Maintaining the Planter Box
Watering and Irrigation
Proper watering is crucial for the health of your plants and the longevity of your planter box. Monitor the moisture level of the soil and water as needed, taking into account the specific requirements of your plants. Avoid overwatering, as this can lead to root rot and other issues. Consider using a drip irrigation system or self-watering pots for more efficient and consistent watering.
Fertilizing the Plants
Plants in a confined space like a planter box may require additional nutrients to thrive. Regularly fertilize your plants according to their specific needs. This can be done using organic fertilizers or slow-release granules. Follow the recommended guidelines for application and avoid over-fertilization, as this can harm the plants.
Weeding and Pruning
Regularly inspect your planter box for any weed growth and promptly remove them to prevent competition for nutrients and space. Additionally, pruning is necessary to maintain the shape and promote healthy growth of your plants. Remove any dead or damaged leaves, trim back overgrown branches, and shape the plants as desired.
Inspecting for Pests and Diseases
Pests and diseases can quickly spread and damage your plants. Regularly inspect the foliage for any signs of pests such as aphids, snails, or caterpillars. If detected, take appropriate measures to control and eradicate the pests. Additionally, watch for any signs of diseases such as mold, mildew, or fungal growth. Promptly address any disease issues to prevent further damage to your plants.
Replacing or Repairing Damaged Wood
Over time, the wood of your planter box may deteriorate or become damaged. Inspect the wood regularly for any signs of rot, insect infestation, or structural issues. If you notice any damage, take immediate action to repair or replace the affected parts. This will help maintain the integrity of the planter box and ensure its longevity.
Enjoy Your Garden Oasis
Congratulations! You have successfully created a wooden planter box for your garden.
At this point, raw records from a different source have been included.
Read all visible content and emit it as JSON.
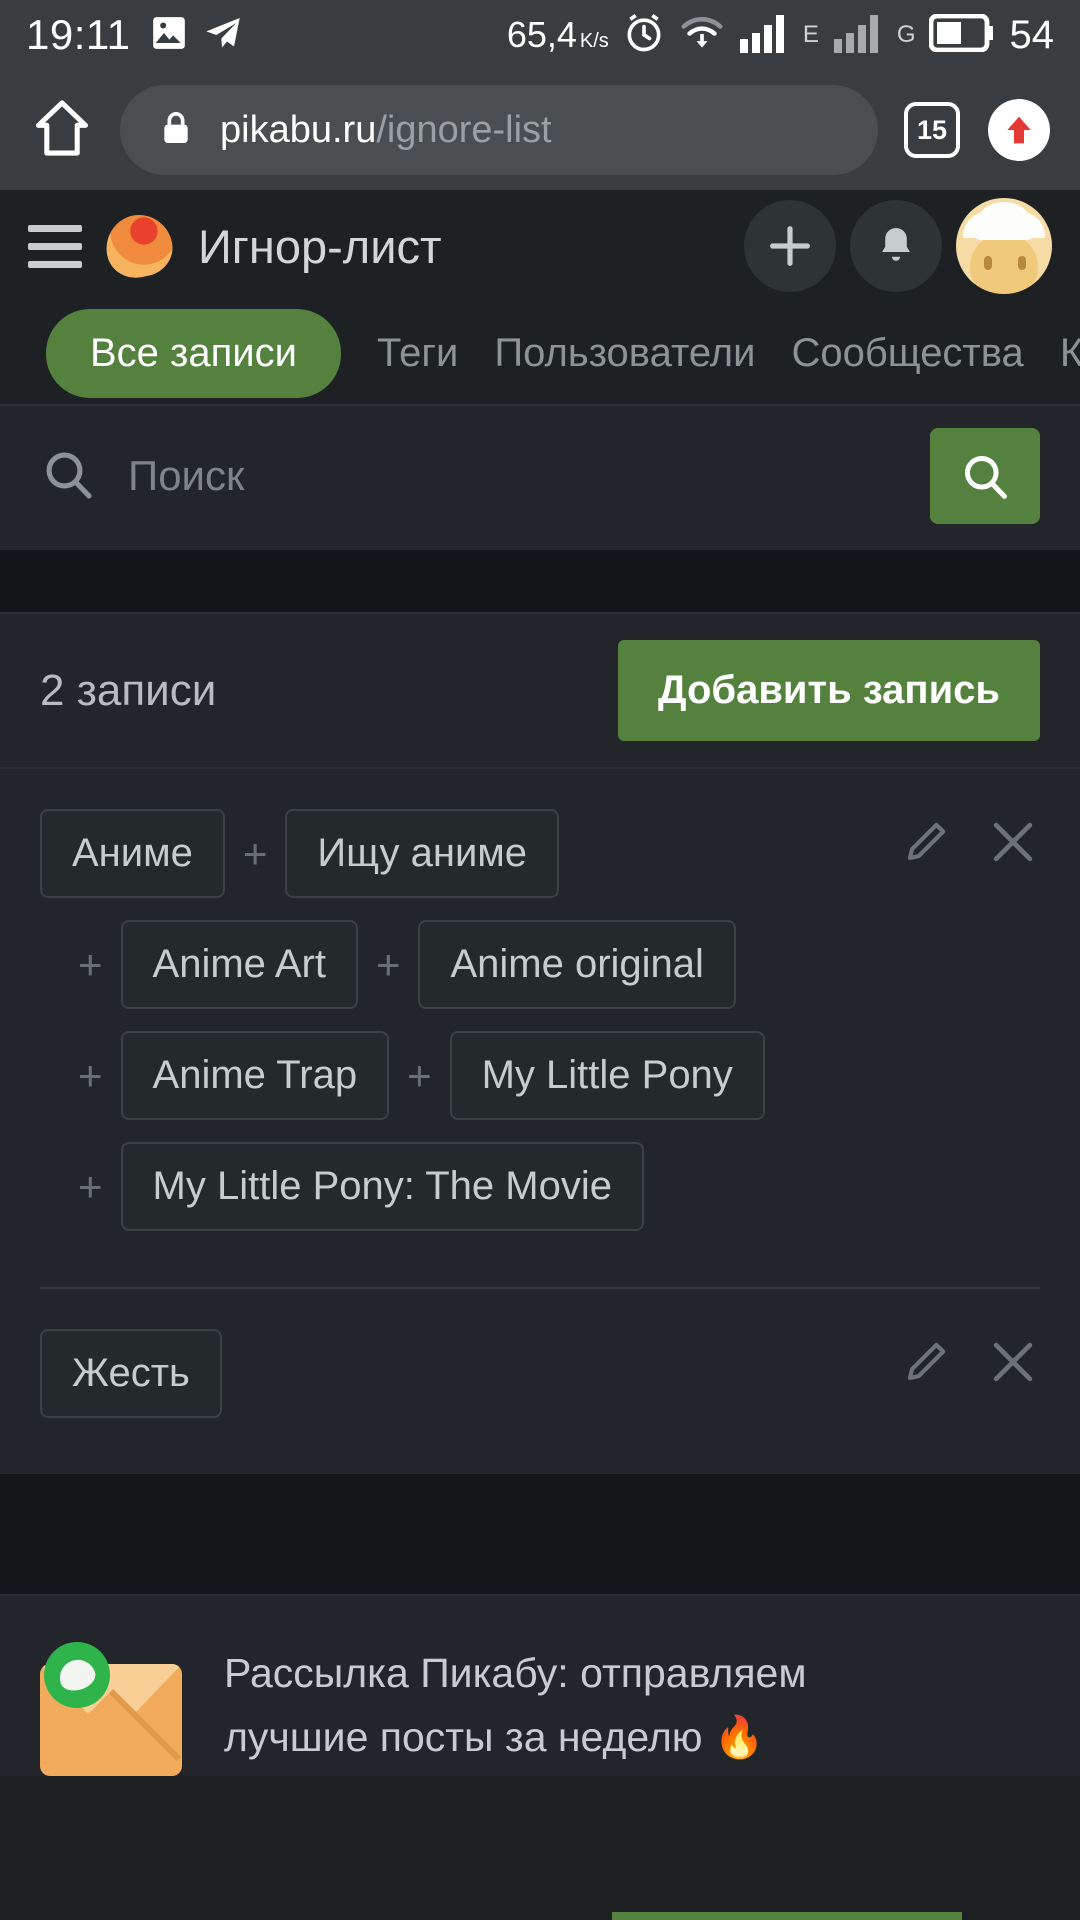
{
  "status_bar": {
    "time": "19:11",
    "left_icons": [
      "image-icon",
      "telegram-icon"
    ],
    "network_speed": "65,4",
    "network_speed_unit": "K/s",
    "right_icons": [
      "alarm-icon",
      "wifi-icon",
      "signal-bars-icon",
      "signal-bars-icon-secondary"
    ],
    "sim1_label": "E",
    "sim2_label": "G",
    "battery_level": "54"
  },
  "browser": {
    "home_icon": "home-icon",
    "lock_icon": "lock-icon",
    "url_domain": "pikabu.ru",
    "url_path": "/ignore-list",
    "tab_count": "15",
    "scroll_top_icon": "arrow-up-icon"
  },
  "app_header": {
    "menu_icon": "hamburger-menu-icon",
    "logo_icon": "pikabu-logo-icon",
    "title": "Игнор-лист",
    "add_icon": "plus-icon",
    "notifications_icon": "bell-icon",
    "avatar_icon": "user-avatar"
  },
  "tabs": [
    {
      "label": "Все записи",
      "active": true
    },
    {
      "label": "Теги",
      "active": false
    },
    {
      "label": "Пользователи",
      "active": false
    },
    {
      "label": "Сообщества",
      "active": false
    },
    {
      "label": "Кл",
      "active": false
    }
  ],
  "search": {
    "icon": "search-icon",
    "placeholder": "Поиск",
    "value": "",
    "button_icon": "search-icon"
  },
  "records": {
    "count_label": "2 записи",
    "add_button_label": "Добавить запись",
    "edit_icon": "pencil-icon",
    "delete_icon": "close-icon",
    "items": [
      {
        "rows": [
          {
            "indent": false,
            "chips": [
              "Аниме",
              "Ищу аниме"
            ],
            "leading_plus": false
          },
          {
            "indent": true,
            "chips": [
              "Anime Art",
              "Anime original"
            ],
            "leading_plus": true
          },
          {
            "indent": true,
            "chips": [
              "Anime Trap",
              "My Little Pony"
            ],
            "leading_plus": true
          },
          {
            "indent": true,
            "chips": [
              "My Little Pony: The Movie"
            ],
            "leading_plus": true
          }
        ]
      },
      {
        "rows": [
          {
            "indent": false,
            "chips": [
              "Жесть"
            ],
            "leading_plus": false
          }
        ]
      }
    ]
  },
  "promo": {
    "icon": "envelope-icon",
    "badge_icon": "whatsapp-icon",
    "line1": "Рассылка Пикабу: отправляем",
    "line2": "лучшие посты за неделю 🔥"
  },
  "colors": {
    "accent_green": "#55813f",
    "page_bg": "#22262a",
    "chrome_bg": "#3a3d40",
    "header_bg": "#1d2124",
    "text_primary": "#c9ccce",
    "text_muted": "#8d9295",
    "red_accent": "#e53935"
  }
}
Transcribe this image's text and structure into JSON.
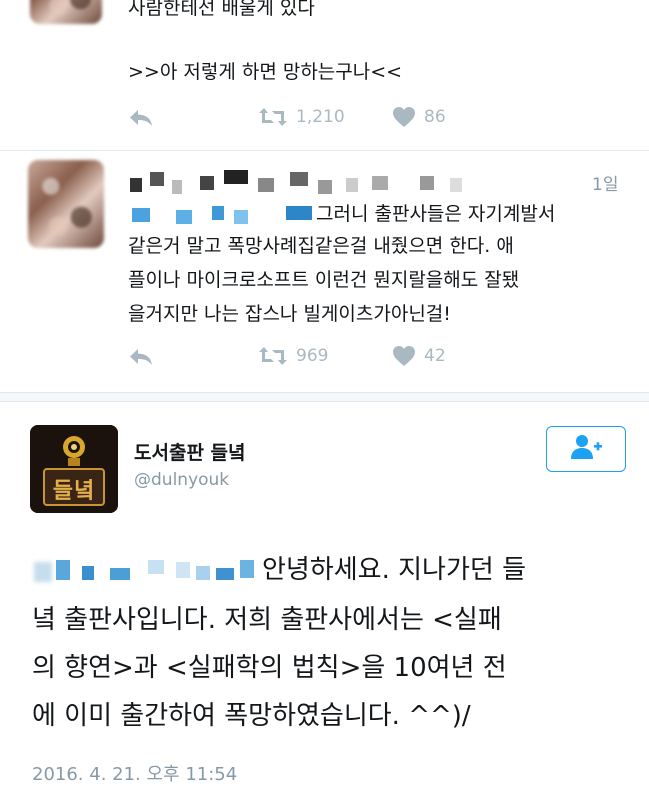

Sit back, relax, and take in the beauty of your garden oasis. Your planter box will provide a delightful space for growing plants and adding a touch of natural beauty to your outdoor area.
Show off Your DIY Skills
Creating a wooden planter box is not only a practical project but also an opportunity to showcase your DIY skills. Be proud of your craftsmanship and share your creation with others. Your friends and family will appreciate the time and effort you put into creating a beautiful addition to your garden.
Admire the Beauty of Nature
With your planter box in place, you can now fully appreciate the beauty of nature. Watch as your plants grow and flourish, providing vibrant colors, delightful fragrances, and a sense of tranquility. Take the time to pause and admire the wonders of the natural world right in your own backyard.
Relax and Reap the Benefits
Gardening is a wonderful way to relax and unwind from the stresses of daily life. Spending time in your garden oasis, tending to your plants, and nurturing nature can provide a sense of calm and tranquility. Take advantage of your wooden planter box and enjoy the many benefits of gardening.
Share Your Wooden Planter Box Journey
Share your wooden planter box journey with others. Whether it’s through social media, a blog, or simply sharing your experiences with friends and neighbors, inspire others to create their own garden oasis. Spread the joy of gardening and encourage others to embrace their creativity and connection with nature.
Creating a wooden planter box for your garden is a rewarding and fulfilling project. With the right materials, tools, and design considerations, you can build a durable and aesthetically pleasing planter box that will enhance your outdoor space. Enjoy the process, embrace your creativity, and savor the beauty of nature as you embark on this DIY adventure.